— Work to be completed —
Please set down the data again exactly, minus the pictures.

— Records to process —
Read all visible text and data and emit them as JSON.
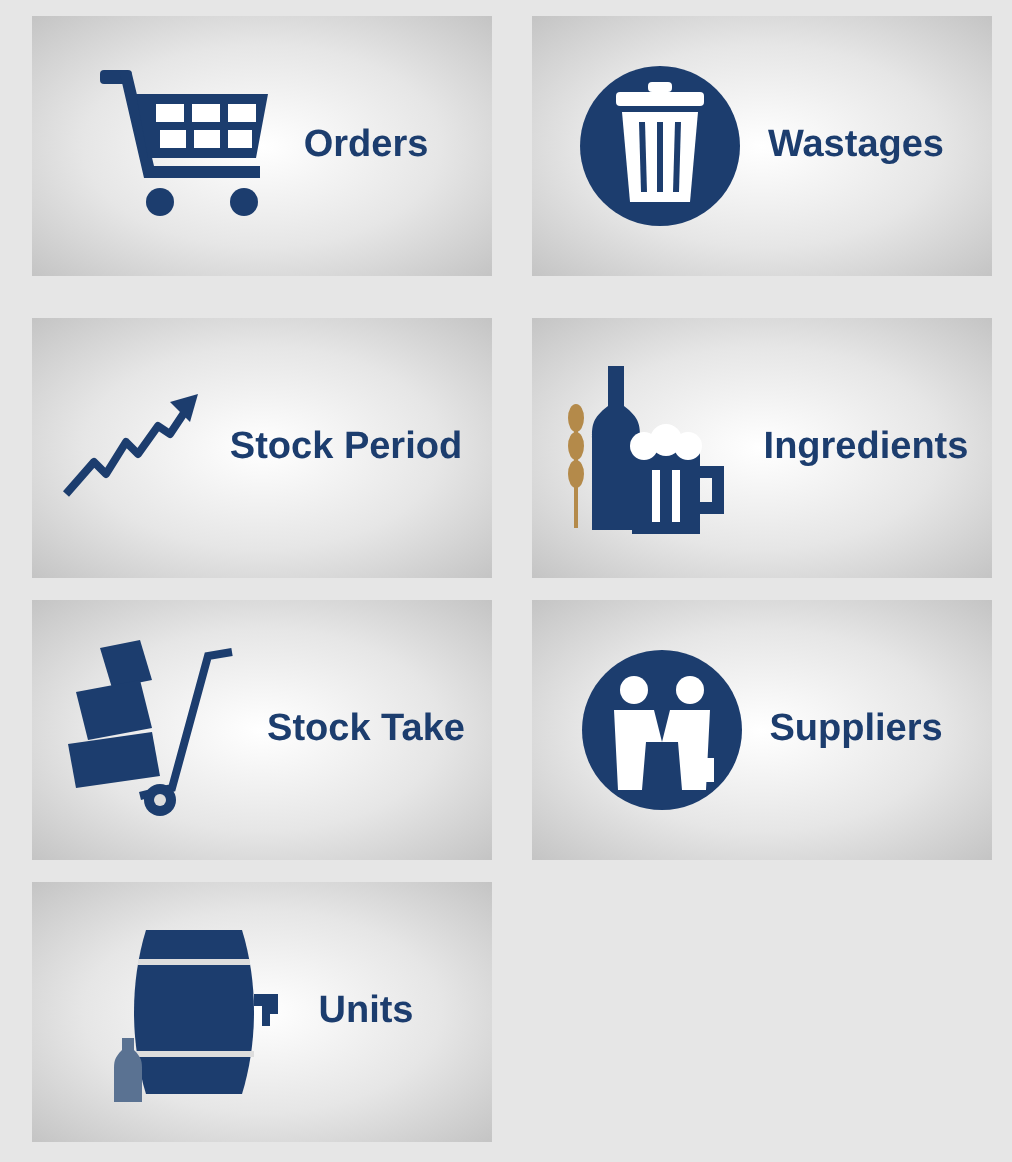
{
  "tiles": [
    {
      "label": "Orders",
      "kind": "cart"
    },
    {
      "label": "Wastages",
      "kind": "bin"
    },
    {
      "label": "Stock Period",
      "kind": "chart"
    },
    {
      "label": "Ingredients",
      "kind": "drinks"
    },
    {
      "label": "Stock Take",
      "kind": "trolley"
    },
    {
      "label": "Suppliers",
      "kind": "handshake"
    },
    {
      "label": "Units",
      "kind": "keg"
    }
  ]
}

— Exercise answer —
Read all visible text and data and emit them as JSON.
{
  "tiles": [
    {
      "label": "Orders",
      "kind": "cart"
    },
    {
      "label": "Wastages",
      "kind": "bin"
    },
    {
      "label": "Stock Period",
      "kind": "chart"
    },
    {
      "label": "Ingredients",
      "kind": "drinks"
    },
    {
      "label": "Stock Take",
      "kind": "trolley"
    },
    {
      "label": "Suppliers",
      "kind": "handshake"
    },
    {
      "label": "Units",
      "kind": "keg"
    }
  ]
}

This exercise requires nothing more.